---------- Supplied entries

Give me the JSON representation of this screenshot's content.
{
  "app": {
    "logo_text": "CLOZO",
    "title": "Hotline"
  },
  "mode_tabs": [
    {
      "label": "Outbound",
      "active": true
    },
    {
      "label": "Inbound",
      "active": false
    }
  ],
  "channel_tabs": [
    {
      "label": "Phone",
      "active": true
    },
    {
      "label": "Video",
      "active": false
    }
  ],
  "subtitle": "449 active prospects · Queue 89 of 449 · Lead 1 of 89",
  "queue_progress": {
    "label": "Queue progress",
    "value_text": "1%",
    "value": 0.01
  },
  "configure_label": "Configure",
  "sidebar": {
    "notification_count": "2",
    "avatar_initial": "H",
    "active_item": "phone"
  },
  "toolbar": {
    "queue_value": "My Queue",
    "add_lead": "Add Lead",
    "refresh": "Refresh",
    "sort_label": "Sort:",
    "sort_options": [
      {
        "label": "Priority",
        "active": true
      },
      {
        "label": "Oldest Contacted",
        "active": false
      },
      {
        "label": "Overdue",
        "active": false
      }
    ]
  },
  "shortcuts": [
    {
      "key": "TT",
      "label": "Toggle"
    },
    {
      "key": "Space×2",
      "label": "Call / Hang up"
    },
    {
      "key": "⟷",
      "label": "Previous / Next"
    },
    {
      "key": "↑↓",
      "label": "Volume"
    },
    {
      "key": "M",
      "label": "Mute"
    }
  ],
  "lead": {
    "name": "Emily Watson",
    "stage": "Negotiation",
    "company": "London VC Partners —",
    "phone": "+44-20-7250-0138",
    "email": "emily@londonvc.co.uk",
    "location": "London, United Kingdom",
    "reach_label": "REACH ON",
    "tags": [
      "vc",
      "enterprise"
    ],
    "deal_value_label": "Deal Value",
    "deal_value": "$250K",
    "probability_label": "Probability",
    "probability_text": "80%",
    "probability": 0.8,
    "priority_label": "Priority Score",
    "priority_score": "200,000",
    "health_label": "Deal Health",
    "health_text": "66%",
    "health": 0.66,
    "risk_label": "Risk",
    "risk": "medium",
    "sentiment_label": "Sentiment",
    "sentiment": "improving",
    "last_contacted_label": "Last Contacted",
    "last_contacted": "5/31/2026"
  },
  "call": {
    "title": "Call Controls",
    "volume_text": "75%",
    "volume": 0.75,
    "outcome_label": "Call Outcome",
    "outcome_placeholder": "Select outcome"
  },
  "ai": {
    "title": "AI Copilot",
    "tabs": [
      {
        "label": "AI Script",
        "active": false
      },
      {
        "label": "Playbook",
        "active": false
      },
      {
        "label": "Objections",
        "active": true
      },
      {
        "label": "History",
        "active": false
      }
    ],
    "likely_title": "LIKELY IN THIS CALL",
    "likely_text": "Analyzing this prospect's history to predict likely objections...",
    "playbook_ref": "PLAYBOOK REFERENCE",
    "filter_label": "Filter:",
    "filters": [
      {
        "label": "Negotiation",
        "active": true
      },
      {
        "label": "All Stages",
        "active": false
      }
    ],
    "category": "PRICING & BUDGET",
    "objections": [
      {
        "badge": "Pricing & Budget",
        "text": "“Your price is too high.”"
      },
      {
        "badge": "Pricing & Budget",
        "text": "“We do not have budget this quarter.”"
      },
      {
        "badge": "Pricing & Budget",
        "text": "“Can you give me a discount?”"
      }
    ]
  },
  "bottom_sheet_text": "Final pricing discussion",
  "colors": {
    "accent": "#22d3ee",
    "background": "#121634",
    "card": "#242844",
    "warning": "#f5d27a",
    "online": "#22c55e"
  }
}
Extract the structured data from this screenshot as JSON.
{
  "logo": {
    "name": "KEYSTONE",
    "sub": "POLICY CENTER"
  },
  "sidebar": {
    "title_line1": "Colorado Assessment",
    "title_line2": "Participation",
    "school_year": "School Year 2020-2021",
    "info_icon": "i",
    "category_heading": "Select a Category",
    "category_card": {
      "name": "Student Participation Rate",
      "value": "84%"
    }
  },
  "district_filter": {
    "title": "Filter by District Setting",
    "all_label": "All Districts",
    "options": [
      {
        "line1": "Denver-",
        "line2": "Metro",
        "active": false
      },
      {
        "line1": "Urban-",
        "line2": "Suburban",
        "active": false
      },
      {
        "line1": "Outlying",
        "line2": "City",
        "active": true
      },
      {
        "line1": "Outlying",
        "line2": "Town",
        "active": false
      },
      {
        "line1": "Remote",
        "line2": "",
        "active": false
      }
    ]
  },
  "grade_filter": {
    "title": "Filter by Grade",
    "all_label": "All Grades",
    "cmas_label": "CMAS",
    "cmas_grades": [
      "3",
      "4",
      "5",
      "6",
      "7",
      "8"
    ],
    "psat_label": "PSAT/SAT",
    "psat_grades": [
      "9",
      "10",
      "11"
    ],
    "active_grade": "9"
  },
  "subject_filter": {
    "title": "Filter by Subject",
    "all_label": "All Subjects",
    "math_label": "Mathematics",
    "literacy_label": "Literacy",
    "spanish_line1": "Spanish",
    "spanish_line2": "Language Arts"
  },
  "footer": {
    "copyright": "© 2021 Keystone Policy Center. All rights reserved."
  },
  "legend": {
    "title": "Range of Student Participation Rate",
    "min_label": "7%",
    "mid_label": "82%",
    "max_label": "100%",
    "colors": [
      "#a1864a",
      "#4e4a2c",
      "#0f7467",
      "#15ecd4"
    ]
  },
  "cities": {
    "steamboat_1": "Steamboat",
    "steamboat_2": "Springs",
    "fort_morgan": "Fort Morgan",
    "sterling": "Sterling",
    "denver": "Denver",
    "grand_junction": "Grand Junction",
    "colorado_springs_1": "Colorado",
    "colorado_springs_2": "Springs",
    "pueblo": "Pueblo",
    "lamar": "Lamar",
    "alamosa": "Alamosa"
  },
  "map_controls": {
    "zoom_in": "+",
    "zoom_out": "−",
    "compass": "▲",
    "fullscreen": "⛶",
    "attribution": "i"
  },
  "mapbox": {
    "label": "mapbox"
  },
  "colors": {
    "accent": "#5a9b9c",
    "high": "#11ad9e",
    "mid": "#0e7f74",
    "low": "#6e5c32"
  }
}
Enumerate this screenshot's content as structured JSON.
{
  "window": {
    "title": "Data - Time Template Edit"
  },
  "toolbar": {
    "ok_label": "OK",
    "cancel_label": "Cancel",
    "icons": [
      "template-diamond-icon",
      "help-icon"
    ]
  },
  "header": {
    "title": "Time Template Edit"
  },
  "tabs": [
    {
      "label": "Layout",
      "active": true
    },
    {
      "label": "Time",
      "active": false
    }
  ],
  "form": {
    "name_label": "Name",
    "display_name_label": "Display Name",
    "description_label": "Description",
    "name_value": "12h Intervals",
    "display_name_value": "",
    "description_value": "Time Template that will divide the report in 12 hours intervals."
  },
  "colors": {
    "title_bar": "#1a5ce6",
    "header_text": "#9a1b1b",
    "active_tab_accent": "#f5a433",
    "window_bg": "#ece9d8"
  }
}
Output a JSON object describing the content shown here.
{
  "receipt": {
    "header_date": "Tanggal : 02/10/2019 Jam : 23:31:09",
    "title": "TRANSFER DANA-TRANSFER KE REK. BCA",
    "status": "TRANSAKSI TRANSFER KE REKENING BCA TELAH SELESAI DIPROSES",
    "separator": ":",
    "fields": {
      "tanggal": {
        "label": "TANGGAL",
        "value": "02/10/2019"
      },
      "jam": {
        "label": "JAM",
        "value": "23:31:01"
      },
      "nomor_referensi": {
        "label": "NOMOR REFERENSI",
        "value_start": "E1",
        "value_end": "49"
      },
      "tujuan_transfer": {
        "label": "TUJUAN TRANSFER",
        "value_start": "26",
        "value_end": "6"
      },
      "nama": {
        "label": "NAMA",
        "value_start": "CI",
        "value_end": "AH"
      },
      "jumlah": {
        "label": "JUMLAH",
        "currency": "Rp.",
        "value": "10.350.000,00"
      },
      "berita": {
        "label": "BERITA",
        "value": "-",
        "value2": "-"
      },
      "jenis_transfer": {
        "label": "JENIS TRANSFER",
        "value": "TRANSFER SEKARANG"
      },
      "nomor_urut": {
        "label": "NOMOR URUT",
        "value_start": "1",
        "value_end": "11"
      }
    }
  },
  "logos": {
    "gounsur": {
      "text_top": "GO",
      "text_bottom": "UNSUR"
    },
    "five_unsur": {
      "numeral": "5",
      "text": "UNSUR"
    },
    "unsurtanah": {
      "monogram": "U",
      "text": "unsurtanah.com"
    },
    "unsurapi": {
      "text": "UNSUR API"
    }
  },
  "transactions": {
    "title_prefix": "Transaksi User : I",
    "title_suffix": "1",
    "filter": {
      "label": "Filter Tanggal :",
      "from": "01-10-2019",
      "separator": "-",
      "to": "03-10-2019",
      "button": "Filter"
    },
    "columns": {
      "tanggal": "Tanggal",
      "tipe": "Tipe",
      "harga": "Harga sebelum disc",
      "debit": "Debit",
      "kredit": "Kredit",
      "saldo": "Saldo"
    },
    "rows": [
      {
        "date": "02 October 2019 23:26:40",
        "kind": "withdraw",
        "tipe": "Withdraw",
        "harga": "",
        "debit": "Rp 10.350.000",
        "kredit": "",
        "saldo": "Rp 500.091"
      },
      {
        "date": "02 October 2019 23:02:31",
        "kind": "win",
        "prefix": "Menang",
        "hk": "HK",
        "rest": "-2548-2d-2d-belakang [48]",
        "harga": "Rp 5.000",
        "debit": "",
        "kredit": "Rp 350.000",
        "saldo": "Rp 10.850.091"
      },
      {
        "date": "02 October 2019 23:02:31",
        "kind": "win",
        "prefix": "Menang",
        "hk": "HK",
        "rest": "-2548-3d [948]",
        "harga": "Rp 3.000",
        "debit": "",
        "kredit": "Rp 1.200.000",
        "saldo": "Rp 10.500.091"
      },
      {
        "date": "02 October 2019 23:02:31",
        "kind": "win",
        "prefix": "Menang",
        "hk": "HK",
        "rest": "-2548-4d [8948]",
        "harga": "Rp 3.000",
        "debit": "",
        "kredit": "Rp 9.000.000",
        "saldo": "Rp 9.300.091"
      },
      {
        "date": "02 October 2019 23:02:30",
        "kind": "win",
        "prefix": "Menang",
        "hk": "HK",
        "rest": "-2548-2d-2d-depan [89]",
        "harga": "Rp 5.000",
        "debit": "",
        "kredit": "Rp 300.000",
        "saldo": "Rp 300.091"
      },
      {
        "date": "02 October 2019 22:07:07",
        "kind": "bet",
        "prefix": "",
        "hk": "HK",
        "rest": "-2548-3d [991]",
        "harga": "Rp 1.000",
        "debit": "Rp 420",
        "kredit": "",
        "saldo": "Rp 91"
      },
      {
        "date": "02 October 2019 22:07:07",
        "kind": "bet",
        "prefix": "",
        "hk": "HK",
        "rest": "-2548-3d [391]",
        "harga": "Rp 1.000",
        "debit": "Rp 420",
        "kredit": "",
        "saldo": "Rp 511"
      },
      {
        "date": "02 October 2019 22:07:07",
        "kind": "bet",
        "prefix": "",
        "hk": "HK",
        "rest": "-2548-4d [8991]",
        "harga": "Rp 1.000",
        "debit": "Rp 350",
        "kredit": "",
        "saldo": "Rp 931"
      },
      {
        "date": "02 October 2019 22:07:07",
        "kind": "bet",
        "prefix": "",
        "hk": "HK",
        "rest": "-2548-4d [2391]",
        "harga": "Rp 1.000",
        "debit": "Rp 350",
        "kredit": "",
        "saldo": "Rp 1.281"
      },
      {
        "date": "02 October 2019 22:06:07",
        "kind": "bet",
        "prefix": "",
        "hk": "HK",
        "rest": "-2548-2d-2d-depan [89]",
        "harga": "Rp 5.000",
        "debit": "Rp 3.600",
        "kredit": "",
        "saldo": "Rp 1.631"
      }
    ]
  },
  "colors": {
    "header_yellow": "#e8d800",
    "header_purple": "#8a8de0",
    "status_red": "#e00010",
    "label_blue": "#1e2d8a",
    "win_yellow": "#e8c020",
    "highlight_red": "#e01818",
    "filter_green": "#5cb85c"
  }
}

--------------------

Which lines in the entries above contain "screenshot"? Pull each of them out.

▸ **Response area**:
Give me the JSON representation of this screenshot's content.
Extract the structured data from this screenshot as JSON.
Enumerate this screenshot's content as structured JSON.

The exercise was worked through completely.